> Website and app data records
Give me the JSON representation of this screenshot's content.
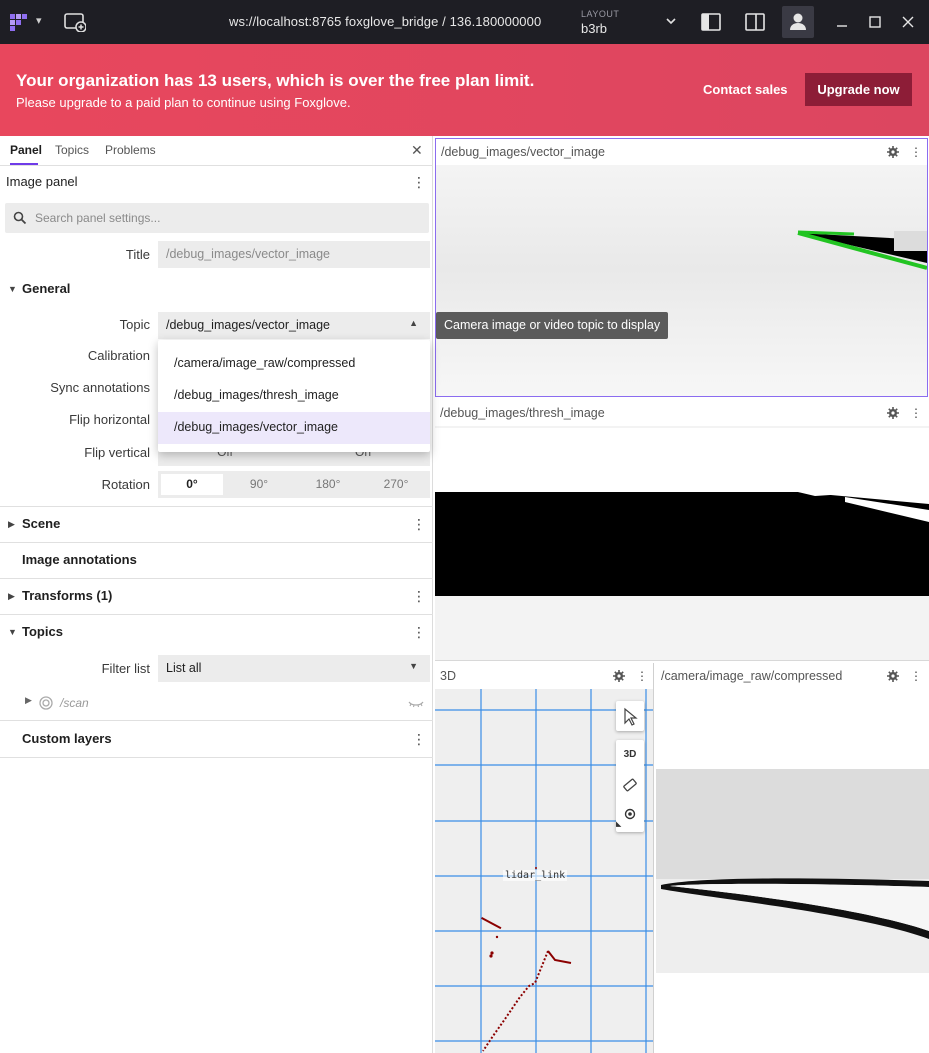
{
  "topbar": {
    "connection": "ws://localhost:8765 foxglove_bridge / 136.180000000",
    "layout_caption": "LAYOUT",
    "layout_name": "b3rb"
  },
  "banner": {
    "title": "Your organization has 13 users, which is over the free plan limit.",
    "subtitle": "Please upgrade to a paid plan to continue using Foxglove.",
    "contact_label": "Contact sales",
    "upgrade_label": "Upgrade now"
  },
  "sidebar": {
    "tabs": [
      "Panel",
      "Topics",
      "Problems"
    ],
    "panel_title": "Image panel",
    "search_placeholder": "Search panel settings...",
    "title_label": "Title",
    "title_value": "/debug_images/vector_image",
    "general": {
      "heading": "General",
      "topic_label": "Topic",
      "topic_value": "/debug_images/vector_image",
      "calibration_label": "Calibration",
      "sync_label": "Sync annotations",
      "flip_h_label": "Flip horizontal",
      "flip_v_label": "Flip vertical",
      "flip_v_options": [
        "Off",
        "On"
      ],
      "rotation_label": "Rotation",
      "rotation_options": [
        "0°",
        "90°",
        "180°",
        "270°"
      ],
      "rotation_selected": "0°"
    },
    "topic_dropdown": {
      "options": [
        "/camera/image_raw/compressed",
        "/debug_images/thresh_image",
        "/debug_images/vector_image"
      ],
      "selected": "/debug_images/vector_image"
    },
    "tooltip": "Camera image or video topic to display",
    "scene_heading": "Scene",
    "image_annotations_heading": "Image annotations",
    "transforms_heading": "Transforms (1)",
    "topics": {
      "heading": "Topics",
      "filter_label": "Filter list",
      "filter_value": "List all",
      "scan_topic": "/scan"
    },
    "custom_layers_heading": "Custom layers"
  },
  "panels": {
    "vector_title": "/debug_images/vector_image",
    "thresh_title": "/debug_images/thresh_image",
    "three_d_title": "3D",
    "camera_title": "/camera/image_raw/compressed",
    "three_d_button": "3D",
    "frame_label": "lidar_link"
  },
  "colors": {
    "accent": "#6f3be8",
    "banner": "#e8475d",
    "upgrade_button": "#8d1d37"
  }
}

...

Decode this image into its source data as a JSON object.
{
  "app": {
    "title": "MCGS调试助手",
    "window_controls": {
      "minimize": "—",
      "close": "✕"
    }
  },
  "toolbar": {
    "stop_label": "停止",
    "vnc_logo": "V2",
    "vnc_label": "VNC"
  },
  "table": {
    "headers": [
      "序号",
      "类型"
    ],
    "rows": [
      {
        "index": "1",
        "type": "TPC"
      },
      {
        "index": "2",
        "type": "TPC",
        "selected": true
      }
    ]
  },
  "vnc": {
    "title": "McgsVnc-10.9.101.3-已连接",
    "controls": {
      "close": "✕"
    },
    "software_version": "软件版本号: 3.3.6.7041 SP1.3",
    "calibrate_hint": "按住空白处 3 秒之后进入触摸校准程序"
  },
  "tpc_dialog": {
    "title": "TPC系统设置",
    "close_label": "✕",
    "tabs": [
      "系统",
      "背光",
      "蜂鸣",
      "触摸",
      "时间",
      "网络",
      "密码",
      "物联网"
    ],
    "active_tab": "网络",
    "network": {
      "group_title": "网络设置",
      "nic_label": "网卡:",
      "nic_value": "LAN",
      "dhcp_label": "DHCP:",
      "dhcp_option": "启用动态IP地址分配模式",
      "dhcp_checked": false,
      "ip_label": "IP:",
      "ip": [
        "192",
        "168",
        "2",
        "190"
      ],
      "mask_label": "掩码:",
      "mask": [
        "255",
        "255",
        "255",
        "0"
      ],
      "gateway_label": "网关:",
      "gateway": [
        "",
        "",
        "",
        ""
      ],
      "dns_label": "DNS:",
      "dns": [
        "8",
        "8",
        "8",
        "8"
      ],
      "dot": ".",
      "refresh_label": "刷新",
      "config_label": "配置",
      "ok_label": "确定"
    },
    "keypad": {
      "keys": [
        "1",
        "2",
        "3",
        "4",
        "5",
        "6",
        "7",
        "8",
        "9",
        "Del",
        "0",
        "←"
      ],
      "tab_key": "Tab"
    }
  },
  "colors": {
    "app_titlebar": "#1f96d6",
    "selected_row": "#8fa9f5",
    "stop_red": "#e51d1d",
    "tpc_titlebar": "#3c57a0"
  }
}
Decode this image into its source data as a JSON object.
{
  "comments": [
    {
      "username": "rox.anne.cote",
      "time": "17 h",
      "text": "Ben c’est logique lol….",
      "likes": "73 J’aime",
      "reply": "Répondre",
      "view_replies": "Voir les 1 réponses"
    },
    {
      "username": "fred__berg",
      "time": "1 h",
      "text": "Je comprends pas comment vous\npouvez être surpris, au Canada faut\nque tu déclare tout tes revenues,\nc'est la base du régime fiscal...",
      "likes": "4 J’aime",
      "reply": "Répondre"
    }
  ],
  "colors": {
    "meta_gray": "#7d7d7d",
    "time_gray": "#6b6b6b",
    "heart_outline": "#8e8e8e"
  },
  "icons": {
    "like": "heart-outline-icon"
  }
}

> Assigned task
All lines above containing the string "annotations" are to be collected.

> Written answer
      "sync_label": "Sync annotations",
    "image_annotations_heading": "Image annotations",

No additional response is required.